_Exercise details_. Filter the lines below, copying only those with the string "name".

_Extracted information_.
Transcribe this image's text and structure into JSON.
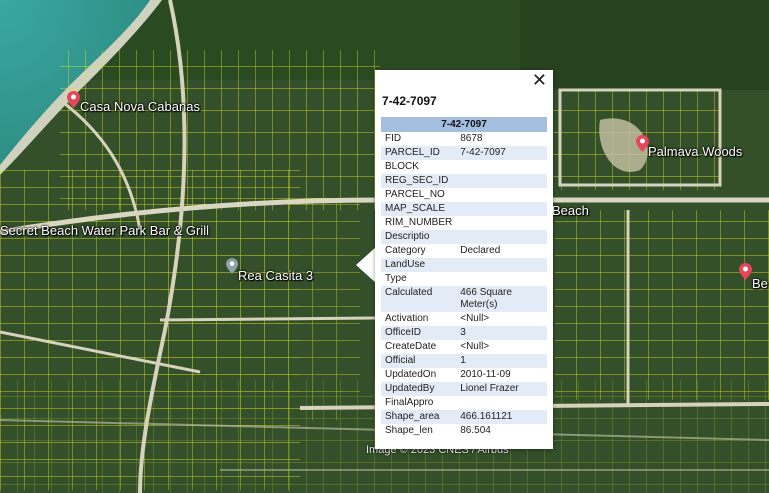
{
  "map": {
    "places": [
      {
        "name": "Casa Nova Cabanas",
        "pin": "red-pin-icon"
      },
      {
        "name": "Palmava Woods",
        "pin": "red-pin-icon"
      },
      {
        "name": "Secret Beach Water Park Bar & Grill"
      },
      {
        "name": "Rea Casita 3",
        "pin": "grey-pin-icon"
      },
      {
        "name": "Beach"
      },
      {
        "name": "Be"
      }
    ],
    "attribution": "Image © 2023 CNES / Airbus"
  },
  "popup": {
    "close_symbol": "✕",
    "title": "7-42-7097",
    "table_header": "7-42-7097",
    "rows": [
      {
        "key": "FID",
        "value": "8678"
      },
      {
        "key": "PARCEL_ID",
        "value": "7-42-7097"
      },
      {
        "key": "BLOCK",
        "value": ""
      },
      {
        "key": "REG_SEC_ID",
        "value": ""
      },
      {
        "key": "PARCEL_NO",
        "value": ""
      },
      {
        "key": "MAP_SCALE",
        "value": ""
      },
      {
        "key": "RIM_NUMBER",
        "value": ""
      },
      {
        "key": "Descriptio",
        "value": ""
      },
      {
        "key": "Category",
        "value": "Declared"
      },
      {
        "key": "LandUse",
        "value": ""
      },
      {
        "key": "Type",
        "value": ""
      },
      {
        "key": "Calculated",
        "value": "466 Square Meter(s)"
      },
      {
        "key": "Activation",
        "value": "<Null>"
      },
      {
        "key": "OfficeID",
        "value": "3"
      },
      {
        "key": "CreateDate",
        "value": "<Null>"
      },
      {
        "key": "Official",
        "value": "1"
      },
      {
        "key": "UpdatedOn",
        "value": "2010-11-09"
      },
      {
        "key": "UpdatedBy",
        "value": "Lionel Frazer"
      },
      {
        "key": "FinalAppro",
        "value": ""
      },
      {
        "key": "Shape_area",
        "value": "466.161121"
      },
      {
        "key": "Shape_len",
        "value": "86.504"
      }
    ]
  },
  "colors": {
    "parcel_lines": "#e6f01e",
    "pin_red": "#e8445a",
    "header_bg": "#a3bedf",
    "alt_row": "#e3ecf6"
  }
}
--
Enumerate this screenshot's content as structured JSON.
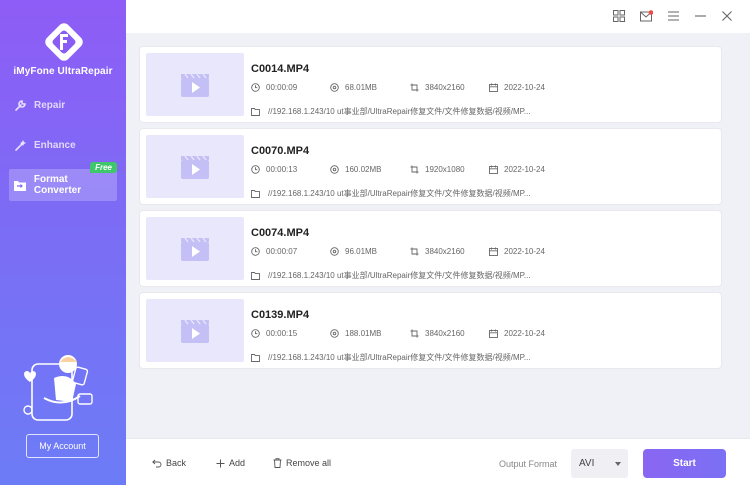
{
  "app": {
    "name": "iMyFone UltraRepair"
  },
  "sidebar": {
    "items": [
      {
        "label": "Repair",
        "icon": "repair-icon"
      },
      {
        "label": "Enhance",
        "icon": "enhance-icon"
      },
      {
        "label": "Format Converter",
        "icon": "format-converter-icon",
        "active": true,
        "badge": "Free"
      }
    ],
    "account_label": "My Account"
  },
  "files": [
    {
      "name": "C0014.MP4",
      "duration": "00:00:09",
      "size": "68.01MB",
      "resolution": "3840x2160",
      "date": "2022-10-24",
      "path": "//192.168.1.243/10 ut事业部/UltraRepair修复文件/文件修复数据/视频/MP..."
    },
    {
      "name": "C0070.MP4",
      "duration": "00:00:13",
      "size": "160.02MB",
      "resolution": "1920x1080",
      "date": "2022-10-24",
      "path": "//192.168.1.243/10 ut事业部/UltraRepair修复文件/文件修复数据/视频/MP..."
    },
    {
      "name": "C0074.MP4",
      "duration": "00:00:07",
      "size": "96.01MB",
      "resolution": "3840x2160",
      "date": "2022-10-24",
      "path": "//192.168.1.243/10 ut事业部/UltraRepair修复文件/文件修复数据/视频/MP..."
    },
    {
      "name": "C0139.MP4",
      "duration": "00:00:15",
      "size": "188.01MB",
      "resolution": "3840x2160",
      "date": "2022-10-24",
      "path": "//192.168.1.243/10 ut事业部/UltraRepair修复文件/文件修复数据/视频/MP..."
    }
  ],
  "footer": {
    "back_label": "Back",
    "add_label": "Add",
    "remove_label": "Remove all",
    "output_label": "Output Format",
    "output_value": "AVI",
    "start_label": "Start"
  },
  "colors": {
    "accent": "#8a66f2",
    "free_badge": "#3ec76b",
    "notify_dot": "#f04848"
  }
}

_Task answer_.
        "name": "Casa Nova Cabanas",
        "name": "Palmava Woods",
        "name": "Secret Beach Water Park Bar & Grill"
        "name": "Rea Casita 3",
        "name": "Beach"
        "name": "Be"
    "name": "iMyFone UltraRepair"
      "name": "C0014.MP4",
      "name": "C0070.MP4",
      "name": "C0074.MP4",
      "name": "C0139.MP4",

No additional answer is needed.